As a graduate student, writer, and instructor, I wear a lot of hats. One of my favorite parts is teaching students about technology. While it may sound trite, I learn a great deal from the students I interact with, and enjoy the opportunities for instruction. After teaching technology courses for a little while now and being a total geek all my life, I figured it was time to feature 4 free apps that help get me through my work day – fast.
Remember when you had to carry around a flash drive everywhere you went? Say goodbye to those days – the future is in the cloud. Dropbox is the leading cloud storage provider in the world. The company uses incredibly secure technology to keep my essays and research, private and safe. More importantly, when I’m working on shared research projects and/or presentations, Dropbox is my key collaborative tool. Now, people can edit, revise, and leave comments on documents that are synced in real-time, and accessible to me – instantly! It works like magic. If I were ever to lose my computer, I feel comfortable knowing that my stuff would still be available to me. Between the collaborative opportunities and storage backup, Dropbox is an easy choice. Plus, if you refer your friends, you get bonus storage for free!

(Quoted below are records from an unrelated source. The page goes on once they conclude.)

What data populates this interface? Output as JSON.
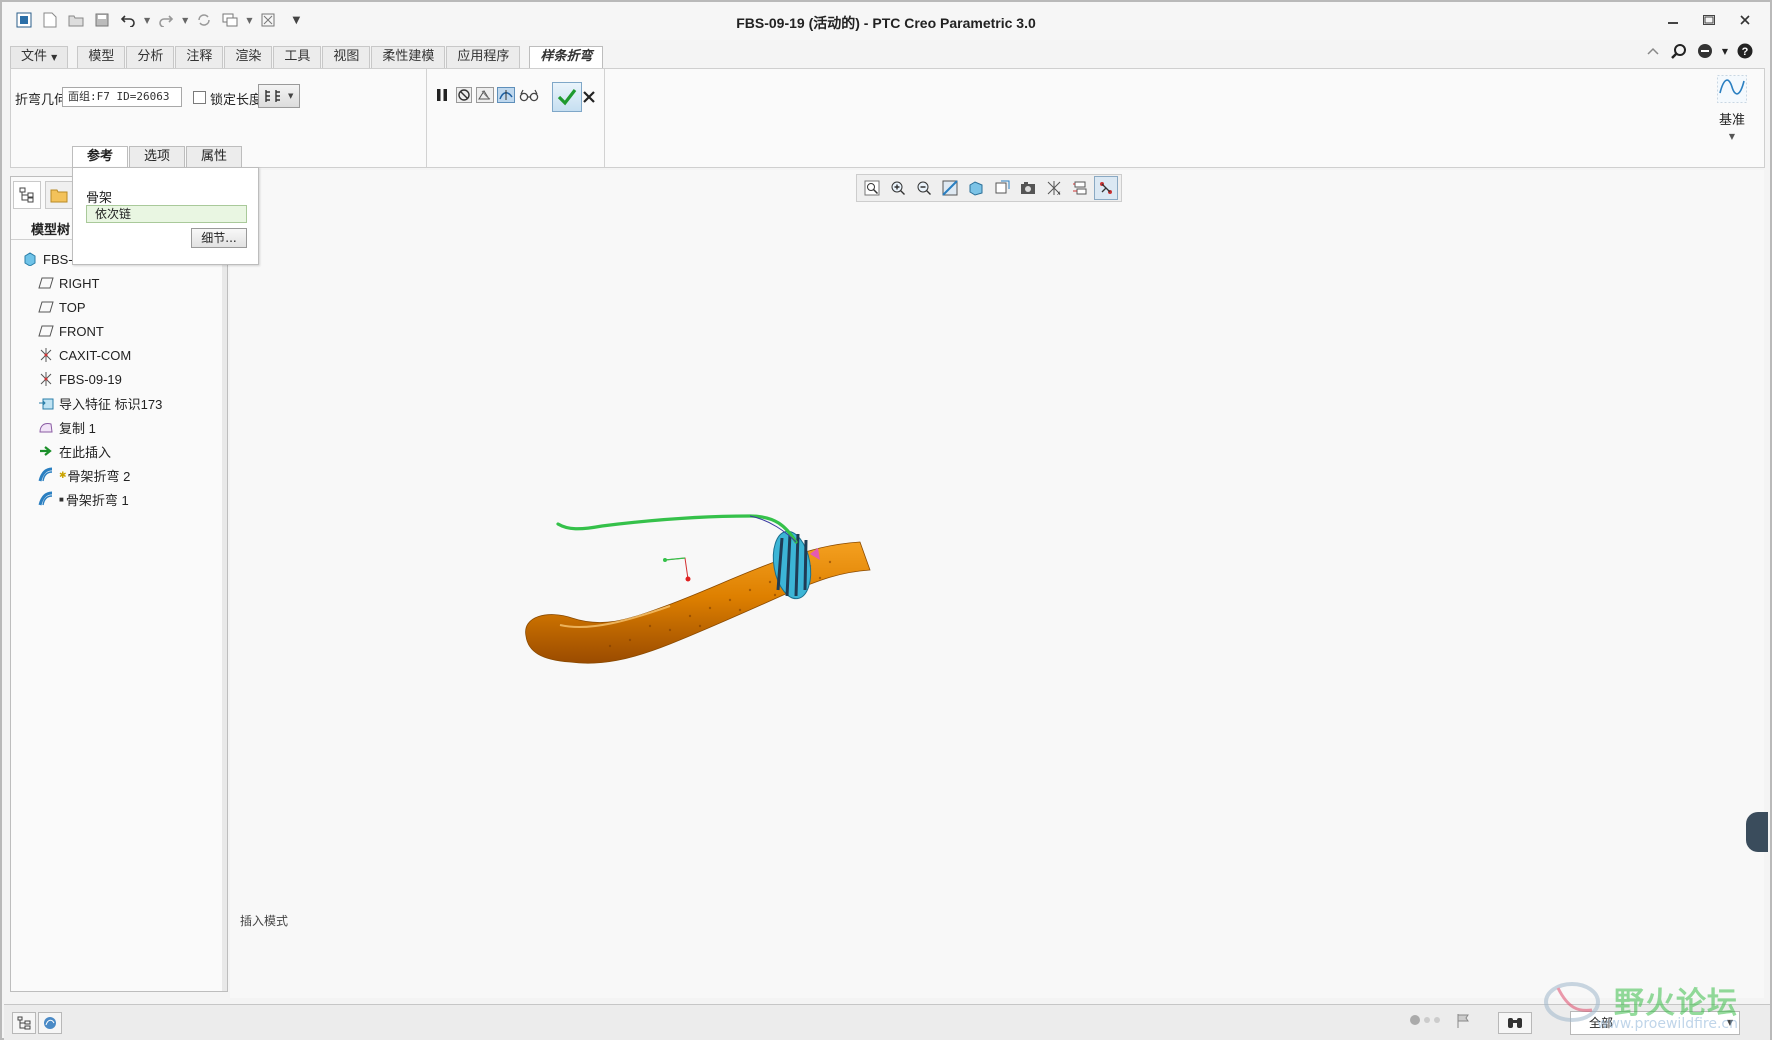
{
  "window": {
    "title": "FBS-09-19 (活动的) - PTC Creo Parametric 3.0"
  },
  "ribbon_tabs": [
    "文件",
    "模型",
    "分析",
    "注释",
    "渲染",
    "工具",
    "视图",
    "柔性建模",
    "应用程序"
  ],
  "active_tab": "样条折弯",
  "dashboard": {
    "bend_geometry_label": "折弯几何",
    "bend_geometry_value": "面组:F7 ID=26063",
    "lock_length_label": "锁定长度",
    "lock_length_checked": false,
    "datum_label": "基准"
  },
  "subtabs": [
    "参考",
    "选项",
    "属性"
  ],
  "references_panel": {
    "skeleton_label": "骨架",
    "skeleton_value": "依次链",
    "details_button": "细节..."
  },
  "left_panel": {
    "title": "模型树",
    "tree": [
      {
        "label": "FBS-0",
        "icon": "part-icon"
      },
      {
        "label": "RIGHT",
        "icon": "datum-plane-icon"
      },
      {
        "label": "TOP",
        "icon": "datum-plane-icon"
      },
      {
        "label": "FRONT",
        "icon": "datum-plane-icon"
      },
      {
        "label": "CAXIT-COM",
        "icon": "coordinate-system-icon"
      },
      {
        "label": "FBS-09-19",
        "icon": "coordinate-system-icon"
      },
      {
        "label": "导入特征 标识173",
        "icon": "import-feature-icon"
      },
      {
        "label": "复制 1",
        "icon": "copy-surface-icon"
      },
      {
        "label": "在此插入",
        "icon": "insert-here-arrow-icon"
      },
      {
        "label": "骨架折弯 2",
        "icon": "spinal-bend-icon"
      },
      {
        "label": "骨架折弯 1",
        "icon": "spinal-bend-icon"
      }
    ]
  },
  "graphics": {
    "mode_text": "插入模式"
  },
  "statusbar": {
    "filter_value": "全部"
  },
  "watermark": {
    "text": "野火论坛",
    "url": "www.proewildfire.cn"
  },
  "colors": {
    "spine_green": "#35c14a",
    "handle_orange": "#e08400",
    "selection_cyan": "#35b8d8",
    "accept_green": "#1f9a2e"
  }
}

This is where my day begins. What am I going to have to do? Google Calendar is the always aware, always synced option that saves me a boatload of time and hassle. I know where I need to be and when – all the time. By opening up my iPhone calendar or navigating to Google.com/calendar, I can easily see what my week looks like. By utilizing this service, I save on paper, time, lost items, and much more. Google Calendar keeps me running.
I’m a HUGE fan of open source technologies. Not only do I believe they can save you lots of money in the long run, but they also propagate a philosophy that’s about being inclusive and sharing. LibreOffice is a free platform that aims to compete with Microsoft Office’s suite of applications. If you are about to plop $100 or more on the Microsoft suite of applications, think again – there’s another way. Just download LibreOffice and try it out – you have nothing to lose. Moreover, I prefer the design options within LibreOffice and there are terrific opportunities for tech support all over the web.
Are you stuck taking notes with a paper notepad? It’s time to upgrade to a stupid simple option that’s available on every computer (Mac, Windows, and Linux). Just open up the system’s pre-installed note taking app. For Mac users, it’s called TextEdit. I use this semi-religiously as my go-to app for quick notes and ideas. These applications start up faster than LibreOffice or Microsoft Office, and they are perfect for the busy student. Now, save and sync your notes to Dropbox, and you’ll be able to access them in the cloud and back them up